Talladega National Forest
|Talladega National Forest|
IUCN category VI (protected area with sustainable use of natural resources)
|Nearest city||Talladega, AL|
|Area||392,567 acres (1,588.66 km2)|
|Established||July 17, 1936|
|Governing body||U.S. Forest Service|
Before it was bought by the federal government in the 1930s, the area that comprises the Talladega was extensively logged and represented some of the most abused, eroded wastelands in all of Alabama. Pine forest regrowth now hosts a diverse eco-system.
The tiny 7,400 acre (30 km2) Cheaha Wilderness preserves a portion of this natural wealth on Talladega Mountain. The forest's second wilderness area, the Dugger Mountain Wilderness protects the area around Alabama's second-highest mountain peak.
The forest is headquartered in Montgomery, as are all four of Alabama's National Forests. The other National Forests in the state are Conecuh, Tuskegee, and William B. Bankhead. The Talladega National Forest is physically separated into two areas, and divided into three Ranger Districts:
- Oakmulgee District lies in the central part of the state, east of Tuscaloosa in Hale, Tuscaloosa, Bibb, Perry, Chilton and Dallas Counties.
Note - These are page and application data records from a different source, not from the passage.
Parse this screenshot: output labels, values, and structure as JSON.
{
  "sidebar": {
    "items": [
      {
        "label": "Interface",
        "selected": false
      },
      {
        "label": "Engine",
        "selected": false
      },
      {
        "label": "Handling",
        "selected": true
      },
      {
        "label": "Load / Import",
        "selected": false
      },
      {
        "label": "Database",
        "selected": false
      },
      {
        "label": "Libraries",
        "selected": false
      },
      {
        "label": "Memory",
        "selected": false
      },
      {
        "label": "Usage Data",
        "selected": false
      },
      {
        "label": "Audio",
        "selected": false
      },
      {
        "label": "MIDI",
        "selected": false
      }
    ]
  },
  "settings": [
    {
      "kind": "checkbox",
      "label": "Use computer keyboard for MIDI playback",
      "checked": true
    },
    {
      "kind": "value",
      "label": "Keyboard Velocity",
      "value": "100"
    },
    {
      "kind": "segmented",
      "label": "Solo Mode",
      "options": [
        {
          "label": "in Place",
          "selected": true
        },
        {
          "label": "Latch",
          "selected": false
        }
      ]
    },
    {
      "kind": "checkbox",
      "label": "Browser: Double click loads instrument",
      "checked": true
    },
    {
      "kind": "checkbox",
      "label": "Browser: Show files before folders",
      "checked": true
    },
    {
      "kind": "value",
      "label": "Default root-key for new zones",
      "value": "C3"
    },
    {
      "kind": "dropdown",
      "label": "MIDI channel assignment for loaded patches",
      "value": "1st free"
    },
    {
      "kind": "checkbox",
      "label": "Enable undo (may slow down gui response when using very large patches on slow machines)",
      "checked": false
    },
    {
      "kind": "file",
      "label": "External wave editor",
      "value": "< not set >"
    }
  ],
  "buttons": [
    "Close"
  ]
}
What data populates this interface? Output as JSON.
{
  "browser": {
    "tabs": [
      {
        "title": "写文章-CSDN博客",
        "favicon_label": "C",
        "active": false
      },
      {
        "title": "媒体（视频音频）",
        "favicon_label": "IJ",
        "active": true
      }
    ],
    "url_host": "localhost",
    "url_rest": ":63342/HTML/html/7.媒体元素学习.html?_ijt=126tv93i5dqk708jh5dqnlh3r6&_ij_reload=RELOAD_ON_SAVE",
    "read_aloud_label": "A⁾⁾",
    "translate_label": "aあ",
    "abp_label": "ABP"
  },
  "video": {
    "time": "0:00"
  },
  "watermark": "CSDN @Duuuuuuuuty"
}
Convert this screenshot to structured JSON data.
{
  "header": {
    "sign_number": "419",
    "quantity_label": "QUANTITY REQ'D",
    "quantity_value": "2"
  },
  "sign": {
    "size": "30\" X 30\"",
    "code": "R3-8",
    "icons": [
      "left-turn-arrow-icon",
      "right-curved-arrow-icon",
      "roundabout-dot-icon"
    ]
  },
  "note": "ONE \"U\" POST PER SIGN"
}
It consists of level to moderately sloping, broad ridges with stream terraces and broad floodplains. The ranger station is located in Brent. This district lies within the Southeastern mixed forests ecoregion and supports mixed forests of pine and oak.
- The Shoal Creek and Talladega Districts are located in the northeastern part of the state in Cherokee, Calhoun, Cleburne, Talladega and Clay Counties. They consist of upland hills and low mountains with predominantly moderately steep slopes. They support Appalachian mixed mesophytic forests. The Shoal Creek ranger station is located in Heflin and the Talladega ranger station in its namesake city of Talladega.
The forest covers parts of eleven counties in Alabama. In descending order of forest land area they are Cleburne, Clay, Bibb, Talladega, Perry, Hale, Calhoun, Chilton, Tuscaloosa, Cherokee, and Dallas counties. 
- "National Forests in Alabama". USDA Forest Service. United States Department of Agriculture. Retrieved 2008-10-05.
- Olson, D. M, E. Dinerstein; et al. (2001). "Terrestrial Ecoregions of the World: A New Map of Life on Earth". BioScience. 51 (11): 933–938. doi:10.1641/0006-3568(2001)051[0933:TEOTWA]2.0.CO;2.